Good things come to those who wait, and wait, … and wait.
This may someday be the opening sentence at a press conference at the SETI Institute in Mountain View, California to announce mankind's first evidence of intelligent life off the Earth.
We've listened for transmissions from alien civilizations for 50 years without any luck. And there isn't the slightest clue when real data -– if ever -– may come. This bores some scientists who scornfully look at SETI as lost purely in "hypothetical-space."
Detractors say (1) nobody's out there, (2) we're listening on the wrong medium, (3) it's a scientifically meaningless experiment unsupported by any tangible hypothesis because of all the unknowns (as listed in the famous Drake equation). It's borderline pure faith.
However, there's no need for impatience with a null result. We've just ended a year of celebration honoring the 400th anniversary of Galileo's first use of the telescope for astronomical research. Galileo provided the first observational evidence in support of the Copernican Principle -– that we do not occupy a special place in the universe.
Following Galileo, it took no less than a century to make each step outwards into the cosmos.
The earliest telescopic observations from the 1600s through the 1700s focused largely on the solar system. In the 1800's astronomers characterized stars with the powerful new tool of spectroscopy. True, telescopes of that time resolved spiral nebulae (external galaxies) but they were widely considered simply accretion
disks around stars.
External galaxies were not recognized until a little less than a century ago, once their enormous distances could be measured. This month's Hubble Space Telescope portrait of a field of galaxies stretching almost all the way back to the beginning of time was the crowning achievement of "core-sampling" the universe.
The 21st century will carry us to the realization of a "second Genesis," the discovery of life arising elsewhere in space. But intelligent life too?
In an article in the Washington Post last week Marc
Kaufman reported that, with the influence of former NASA Associate
Administrator Alan Stern (also the principal investigator on the New Horizons 2015 Pluto
flyby), NASA is reconsidering funding SETI proposals and Congress isn't saying
"no." The National Science Foundation has been funding SETI research since 2004.
It was a dark day for SETI in 1993 when Congress cut off a

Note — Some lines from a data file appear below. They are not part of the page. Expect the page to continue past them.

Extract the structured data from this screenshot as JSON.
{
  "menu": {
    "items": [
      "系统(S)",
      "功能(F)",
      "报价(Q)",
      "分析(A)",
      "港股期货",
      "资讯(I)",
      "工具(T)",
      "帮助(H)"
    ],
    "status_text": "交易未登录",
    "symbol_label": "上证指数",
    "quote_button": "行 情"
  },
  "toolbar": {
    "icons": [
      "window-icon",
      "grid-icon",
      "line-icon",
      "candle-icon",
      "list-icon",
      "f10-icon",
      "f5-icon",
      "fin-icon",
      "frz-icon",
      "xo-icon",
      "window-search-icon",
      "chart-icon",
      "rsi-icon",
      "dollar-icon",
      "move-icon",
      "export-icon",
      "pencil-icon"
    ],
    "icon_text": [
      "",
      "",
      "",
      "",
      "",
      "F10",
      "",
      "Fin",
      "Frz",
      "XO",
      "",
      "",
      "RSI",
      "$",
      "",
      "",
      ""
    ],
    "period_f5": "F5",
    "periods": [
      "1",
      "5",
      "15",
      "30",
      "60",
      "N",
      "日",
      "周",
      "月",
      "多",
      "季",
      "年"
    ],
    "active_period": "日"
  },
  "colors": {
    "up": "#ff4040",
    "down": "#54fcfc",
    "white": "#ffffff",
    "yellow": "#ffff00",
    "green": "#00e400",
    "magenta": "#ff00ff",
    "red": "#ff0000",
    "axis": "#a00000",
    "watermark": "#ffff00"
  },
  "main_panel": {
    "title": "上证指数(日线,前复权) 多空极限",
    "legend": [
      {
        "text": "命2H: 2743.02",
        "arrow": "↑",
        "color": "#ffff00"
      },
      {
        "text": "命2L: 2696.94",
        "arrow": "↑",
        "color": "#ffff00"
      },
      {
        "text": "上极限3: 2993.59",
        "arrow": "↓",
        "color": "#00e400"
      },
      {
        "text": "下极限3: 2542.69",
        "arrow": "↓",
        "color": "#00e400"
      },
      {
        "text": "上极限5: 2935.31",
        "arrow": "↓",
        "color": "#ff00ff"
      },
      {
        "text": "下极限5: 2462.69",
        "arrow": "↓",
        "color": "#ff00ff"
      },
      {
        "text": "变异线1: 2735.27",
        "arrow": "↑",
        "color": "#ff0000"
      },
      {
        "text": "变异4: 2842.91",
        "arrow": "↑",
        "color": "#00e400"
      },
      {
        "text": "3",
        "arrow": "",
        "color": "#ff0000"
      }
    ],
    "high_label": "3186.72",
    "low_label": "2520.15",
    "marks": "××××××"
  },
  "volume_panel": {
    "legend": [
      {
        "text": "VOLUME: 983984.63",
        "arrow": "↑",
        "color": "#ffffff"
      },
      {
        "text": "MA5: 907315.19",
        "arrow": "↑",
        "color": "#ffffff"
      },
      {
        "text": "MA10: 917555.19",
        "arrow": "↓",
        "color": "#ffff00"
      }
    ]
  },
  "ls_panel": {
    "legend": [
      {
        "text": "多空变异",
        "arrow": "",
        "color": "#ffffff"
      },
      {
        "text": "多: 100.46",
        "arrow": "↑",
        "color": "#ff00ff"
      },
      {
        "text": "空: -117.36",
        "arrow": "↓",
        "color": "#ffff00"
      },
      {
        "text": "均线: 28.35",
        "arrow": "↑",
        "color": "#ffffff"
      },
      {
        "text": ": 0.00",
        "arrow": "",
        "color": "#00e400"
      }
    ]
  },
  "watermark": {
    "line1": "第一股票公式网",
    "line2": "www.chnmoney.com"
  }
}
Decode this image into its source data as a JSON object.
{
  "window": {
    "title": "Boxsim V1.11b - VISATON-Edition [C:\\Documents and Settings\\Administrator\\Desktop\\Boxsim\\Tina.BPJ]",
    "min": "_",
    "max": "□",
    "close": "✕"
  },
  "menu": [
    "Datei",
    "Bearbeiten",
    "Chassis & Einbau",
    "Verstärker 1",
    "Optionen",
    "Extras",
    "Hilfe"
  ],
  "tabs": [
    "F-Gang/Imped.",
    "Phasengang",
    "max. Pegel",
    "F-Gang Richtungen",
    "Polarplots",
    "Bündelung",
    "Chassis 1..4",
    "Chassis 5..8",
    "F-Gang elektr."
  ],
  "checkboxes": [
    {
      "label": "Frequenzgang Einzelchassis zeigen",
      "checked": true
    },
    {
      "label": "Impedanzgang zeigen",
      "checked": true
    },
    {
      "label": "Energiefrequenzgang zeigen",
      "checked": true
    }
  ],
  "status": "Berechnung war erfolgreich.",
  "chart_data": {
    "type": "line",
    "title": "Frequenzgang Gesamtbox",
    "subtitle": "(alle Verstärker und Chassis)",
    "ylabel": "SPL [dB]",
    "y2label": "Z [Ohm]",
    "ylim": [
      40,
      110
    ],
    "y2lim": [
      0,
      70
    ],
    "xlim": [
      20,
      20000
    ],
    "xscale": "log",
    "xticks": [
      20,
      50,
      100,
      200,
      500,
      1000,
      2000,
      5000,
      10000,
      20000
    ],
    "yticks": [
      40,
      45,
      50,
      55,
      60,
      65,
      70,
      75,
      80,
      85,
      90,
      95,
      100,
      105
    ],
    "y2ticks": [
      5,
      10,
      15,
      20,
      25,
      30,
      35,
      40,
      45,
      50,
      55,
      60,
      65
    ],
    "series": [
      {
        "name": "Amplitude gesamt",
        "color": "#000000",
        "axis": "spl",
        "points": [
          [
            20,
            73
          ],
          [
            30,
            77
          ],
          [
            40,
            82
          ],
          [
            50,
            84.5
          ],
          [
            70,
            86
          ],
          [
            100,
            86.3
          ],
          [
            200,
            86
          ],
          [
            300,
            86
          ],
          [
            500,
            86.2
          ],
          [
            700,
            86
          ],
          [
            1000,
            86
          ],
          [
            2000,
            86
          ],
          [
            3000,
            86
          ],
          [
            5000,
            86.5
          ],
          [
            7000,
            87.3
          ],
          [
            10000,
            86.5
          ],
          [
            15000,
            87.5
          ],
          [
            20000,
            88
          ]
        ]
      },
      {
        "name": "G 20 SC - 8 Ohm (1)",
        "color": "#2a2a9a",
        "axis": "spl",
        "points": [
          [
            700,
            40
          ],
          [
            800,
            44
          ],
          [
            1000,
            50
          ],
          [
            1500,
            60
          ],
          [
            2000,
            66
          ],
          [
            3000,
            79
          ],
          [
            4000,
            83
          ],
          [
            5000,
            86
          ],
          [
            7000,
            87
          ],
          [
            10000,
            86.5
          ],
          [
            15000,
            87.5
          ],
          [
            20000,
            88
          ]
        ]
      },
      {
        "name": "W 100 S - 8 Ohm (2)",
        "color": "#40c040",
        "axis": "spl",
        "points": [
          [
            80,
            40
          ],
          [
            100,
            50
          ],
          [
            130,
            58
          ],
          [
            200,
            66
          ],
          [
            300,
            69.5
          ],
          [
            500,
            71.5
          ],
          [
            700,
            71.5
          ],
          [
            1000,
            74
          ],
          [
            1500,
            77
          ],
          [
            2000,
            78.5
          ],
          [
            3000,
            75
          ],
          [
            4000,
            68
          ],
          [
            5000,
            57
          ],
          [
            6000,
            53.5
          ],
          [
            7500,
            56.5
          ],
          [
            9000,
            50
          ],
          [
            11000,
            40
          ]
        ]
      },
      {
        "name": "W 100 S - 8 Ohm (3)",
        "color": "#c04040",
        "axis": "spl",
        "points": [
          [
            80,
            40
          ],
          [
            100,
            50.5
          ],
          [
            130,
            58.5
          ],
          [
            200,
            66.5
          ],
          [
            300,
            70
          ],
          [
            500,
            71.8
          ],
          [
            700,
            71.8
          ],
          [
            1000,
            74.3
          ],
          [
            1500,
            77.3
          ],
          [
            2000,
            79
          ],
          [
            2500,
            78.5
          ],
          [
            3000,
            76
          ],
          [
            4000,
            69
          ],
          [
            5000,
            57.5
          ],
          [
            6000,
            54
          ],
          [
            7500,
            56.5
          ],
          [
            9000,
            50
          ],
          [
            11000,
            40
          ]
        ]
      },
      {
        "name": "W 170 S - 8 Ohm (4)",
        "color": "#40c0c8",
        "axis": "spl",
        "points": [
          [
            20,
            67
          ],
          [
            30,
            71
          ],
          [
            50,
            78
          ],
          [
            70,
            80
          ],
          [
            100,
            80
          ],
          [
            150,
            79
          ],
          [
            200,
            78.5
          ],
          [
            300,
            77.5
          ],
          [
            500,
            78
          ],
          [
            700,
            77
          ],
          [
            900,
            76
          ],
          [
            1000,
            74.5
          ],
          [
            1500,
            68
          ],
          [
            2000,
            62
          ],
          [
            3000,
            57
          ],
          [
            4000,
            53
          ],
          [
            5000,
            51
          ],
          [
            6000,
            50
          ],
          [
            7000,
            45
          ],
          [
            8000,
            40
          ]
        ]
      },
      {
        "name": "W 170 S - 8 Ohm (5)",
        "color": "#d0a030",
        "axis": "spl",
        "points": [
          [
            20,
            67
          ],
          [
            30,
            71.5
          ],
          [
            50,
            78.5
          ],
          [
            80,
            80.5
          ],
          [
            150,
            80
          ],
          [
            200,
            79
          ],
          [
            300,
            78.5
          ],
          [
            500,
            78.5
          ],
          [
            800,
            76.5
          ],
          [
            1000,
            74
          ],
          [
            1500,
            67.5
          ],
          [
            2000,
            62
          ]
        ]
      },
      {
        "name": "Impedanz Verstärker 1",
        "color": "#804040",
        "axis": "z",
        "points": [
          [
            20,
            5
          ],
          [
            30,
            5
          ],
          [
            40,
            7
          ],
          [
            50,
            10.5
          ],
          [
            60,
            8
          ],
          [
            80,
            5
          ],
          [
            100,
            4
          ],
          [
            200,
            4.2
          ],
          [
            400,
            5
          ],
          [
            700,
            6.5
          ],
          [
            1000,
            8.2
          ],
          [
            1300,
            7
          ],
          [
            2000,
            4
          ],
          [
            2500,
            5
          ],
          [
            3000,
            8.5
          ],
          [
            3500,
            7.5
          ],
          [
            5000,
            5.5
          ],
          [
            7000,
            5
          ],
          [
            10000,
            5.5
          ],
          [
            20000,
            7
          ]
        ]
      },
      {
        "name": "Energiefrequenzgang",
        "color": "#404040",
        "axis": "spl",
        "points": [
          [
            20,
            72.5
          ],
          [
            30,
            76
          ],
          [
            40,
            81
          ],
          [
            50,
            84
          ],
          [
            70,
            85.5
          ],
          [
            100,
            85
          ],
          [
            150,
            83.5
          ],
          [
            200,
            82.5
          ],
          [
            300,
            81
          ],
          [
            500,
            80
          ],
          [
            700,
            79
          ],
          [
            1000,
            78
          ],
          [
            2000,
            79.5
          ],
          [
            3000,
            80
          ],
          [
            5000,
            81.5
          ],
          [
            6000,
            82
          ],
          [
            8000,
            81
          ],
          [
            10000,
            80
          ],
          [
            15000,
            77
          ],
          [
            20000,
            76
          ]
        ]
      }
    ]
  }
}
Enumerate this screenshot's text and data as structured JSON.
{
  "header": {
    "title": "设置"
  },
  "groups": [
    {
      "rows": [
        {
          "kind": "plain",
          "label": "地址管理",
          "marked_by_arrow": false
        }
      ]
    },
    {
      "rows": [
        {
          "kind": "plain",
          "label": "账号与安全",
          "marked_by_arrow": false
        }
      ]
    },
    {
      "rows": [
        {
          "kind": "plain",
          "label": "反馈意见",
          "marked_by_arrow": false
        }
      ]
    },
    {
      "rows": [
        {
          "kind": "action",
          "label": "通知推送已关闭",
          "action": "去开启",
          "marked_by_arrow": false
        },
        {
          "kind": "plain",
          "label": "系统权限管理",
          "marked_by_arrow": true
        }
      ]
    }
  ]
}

very modest funding for radio searches ($12 million/yr.) thereby extending
isolationism across interstellar space. They disconnected the phone on a targeted search of 1,000 nearest sun-like stars and a multi-million radio frequency all-sky survey.
Leading the attack was former Nevada Democratic Senator Richard
Bryan who found a great taxpayer whipping boy in the SETI goals. He milked the
patently un-scientific UFO phenomenon to belittle SETI as having any
intellectual ballast. "The Great Martian Chase may finally come to an end. As
of today, millions have been spent and we have yet to bag a single little green
fellow," he said in 1993. Other senators questioned the use of taxpayer dollars
and cited the skepticism that confronts SETI research.
Since then SETI astronomers have scrambled to raise money
through private donations. The powerful new $25 million Allen Array (pictured top), an orchard of interlinked
and mass-produced radio telescopes in northern California, was funded by
Microsoft co-founder Paul Allen. Now I guess that means that if we get a SETI
signal the first to know may be Microsoft founder Bill Gates instead of President Obama.
Greek philosophers spoke eloquently of an infinite universe
full of life, but only until recently scientists have treated the question with
deep skepticism. A half century ago life was considered so fragile that the
circumstances that brought it on Earth were considered at best quite rare.
Today we know that life is tenacious, opportunistic, and will eat almost
anything in carving out an environmental niche. Evolution is the most awesome
manifestation of matter.
What's more, NASA's Kepler mission will likely tell us there are millions of inhabitable planets like Earth across the galaxy.
Still, intelligent life may indeed be exceedingly rare. But, armed with powerful new telescopes and technology, if anybody is out there, we should find them in the next 25 years predicts the founder of SETI, Frank
Drake. Drake had the scientific courage to listen for aliens 50 years ago when the idea was definitely un-cool in science circles.
My guess is that if intelligent life is common, then its detection — probably purely by accident — will happen before scientists celebrate Galileo’s 500th anniversary. The Copernican revolution will be truly completed.